╭──

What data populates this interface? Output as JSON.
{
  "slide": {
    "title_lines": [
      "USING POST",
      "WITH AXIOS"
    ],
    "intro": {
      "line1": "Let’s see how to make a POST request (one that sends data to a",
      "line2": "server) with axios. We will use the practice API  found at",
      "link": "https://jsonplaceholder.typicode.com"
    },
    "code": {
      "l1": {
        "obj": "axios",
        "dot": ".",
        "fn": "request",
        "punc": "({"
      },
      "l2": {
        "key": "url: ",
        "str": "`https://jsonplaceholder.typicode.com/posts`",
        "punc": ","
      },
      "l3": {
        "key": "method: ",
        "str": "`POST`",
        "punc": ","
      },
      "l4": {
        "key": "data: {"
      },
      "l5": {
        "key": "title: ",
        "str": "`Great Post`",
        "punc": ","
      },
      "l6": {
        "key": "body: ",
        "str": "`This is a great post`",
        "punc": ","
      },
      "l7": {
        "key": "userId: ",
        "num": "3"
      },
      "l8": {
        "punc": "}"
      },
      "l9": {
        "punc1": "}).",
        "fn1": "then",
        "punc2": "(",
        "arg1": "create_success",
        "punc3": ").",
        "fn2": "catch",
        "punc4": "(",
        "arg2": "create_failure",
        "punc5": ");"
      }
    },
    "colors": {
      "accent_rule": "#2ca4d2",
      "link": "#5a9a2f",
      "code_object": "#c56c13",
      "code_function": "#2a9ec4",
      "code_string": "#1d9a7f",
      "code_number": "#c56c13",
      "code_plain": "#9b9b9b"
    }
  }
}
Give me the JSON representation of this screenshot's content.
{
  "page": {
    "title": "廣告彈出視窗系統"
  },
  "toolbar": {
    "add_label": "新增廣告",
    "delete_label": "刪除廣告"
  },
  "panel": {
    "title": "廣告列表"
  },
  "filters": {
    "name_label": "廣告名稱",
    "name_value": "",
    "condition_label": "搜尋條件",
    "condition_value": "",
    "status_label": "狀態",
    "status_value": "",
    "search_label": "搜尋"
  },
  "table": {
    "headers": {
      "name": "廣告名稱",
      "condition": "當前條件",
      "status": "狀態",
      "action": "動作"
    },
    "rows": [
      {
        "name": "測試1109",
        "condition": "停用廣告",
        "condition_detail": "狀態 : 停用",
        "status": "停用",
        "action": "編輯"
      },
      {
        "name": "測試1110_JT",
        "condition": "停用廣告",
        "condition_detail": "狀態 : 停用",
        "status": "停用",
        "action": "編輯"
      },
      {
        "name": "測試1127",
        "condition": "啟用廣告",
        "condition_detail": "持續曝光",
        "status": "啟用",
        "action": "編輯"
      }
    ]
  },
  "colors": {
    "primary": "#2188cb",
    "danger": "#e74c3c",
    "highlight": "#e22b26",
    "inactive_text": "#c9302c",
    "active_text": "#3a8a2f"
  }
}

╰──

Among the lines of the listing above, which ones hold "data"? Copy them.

What data populates this interface? Output as JSON.
      "line1": "Let’s see how to make a POST request (one that sends data to a",
        "key": "data: {"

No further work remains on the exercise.